Task prompt | Count every line in the entries that holds the word "name". The reply is that count alone.

Record extracts |

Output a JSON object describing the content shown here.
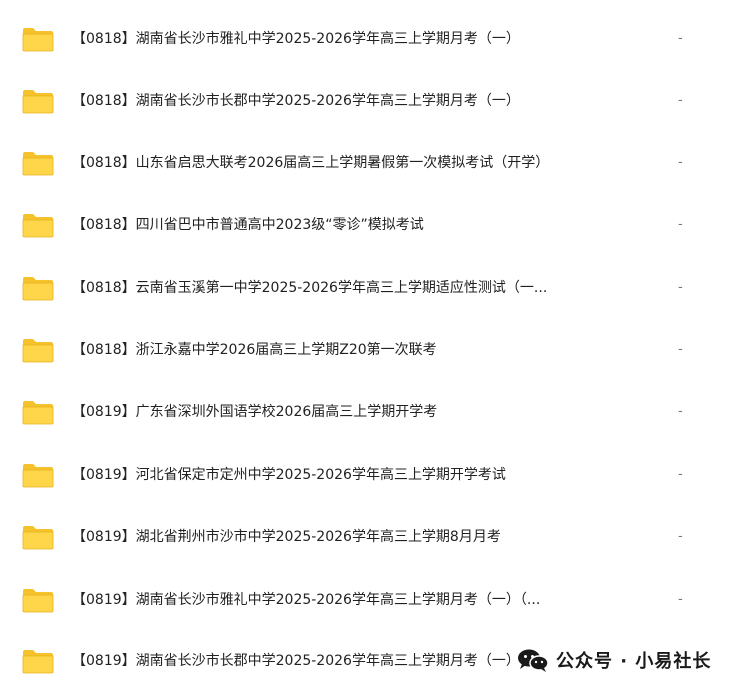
{
  "colors": {
    "folder_body": "#FFD54A",
    "folder_tab": "#F6C22B",
    "folder_edge": "#E8B21E",
    "text": "#222222",
    "muted": "#777777"
  },
  "files": [
    {
      "icon": "folder-icon",
      "name": "【0818】湖南省长沙市雅礼中学2025-2026学年高三上学期月考（一）",
      "size": "-"
    },
    {
      "icon": "folder-icon",
      "name": "【0818】湖南省长沙市长郡中学2025-2026学年高三上学期月考（一）",
      "size": "-"
    },
    {
      "icon": "folder-icon",
      "name": "【0818】山东省启思大联考2026届高三上学期暑假第一次模拟考试（开学）",
      "size": "-"
    },
    {
      "icon": "folder-icon",
      "name": "【0818】四川省巴中市普通高中2023级“零诊”模拟考试",
      "size": "-"
    },
    {
      "icon": "folder-icon",
      "name": "【0818】云南省玉溪第一中学2025-2026学年高三上学期适应性测试（一...",
      "size": "-"
    },
    {
      "icon": "folder-icon",
      "name": "【0818】浙江永嘉中学2026届高三上学期Z20第一次联考",
      "size": "-"
    },
    {
      "icon": "folder-icon",
      "name": "【0819】广东省深圳外国语学校2026届高三上学期开学考",
      "size": "-"
    },
    {
      "icon": "folder-icon",
      "name": "【0819】河北省保定市定州中学2025-2026学年高三上学期开学考试",
      "size": "-"
    },
    {
      "icon": "folder-icon",
      "name": "【0819】湖北省荆州市沙市中学2025-2026学年高三上学期8月月考",
      "size": "-"
    },
    {
      "icon": "folder-icon",
      "name": "【0819】湖南省长沙市雅礼中学2025-2026学年高三上学期月考（一）（...",
      "size": "-"
    },
    {
      "icon": "folder-icon",
      "name": "【0819】湖南省长沙市长郡中学2025-2026学年高三上学期月考（一）",
      "size": "-"
    }
  ],
  "watermark": {
    "icon": "wechat-icon",
    "text": "公众号 · 小易社长"
  }
}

Your response | 11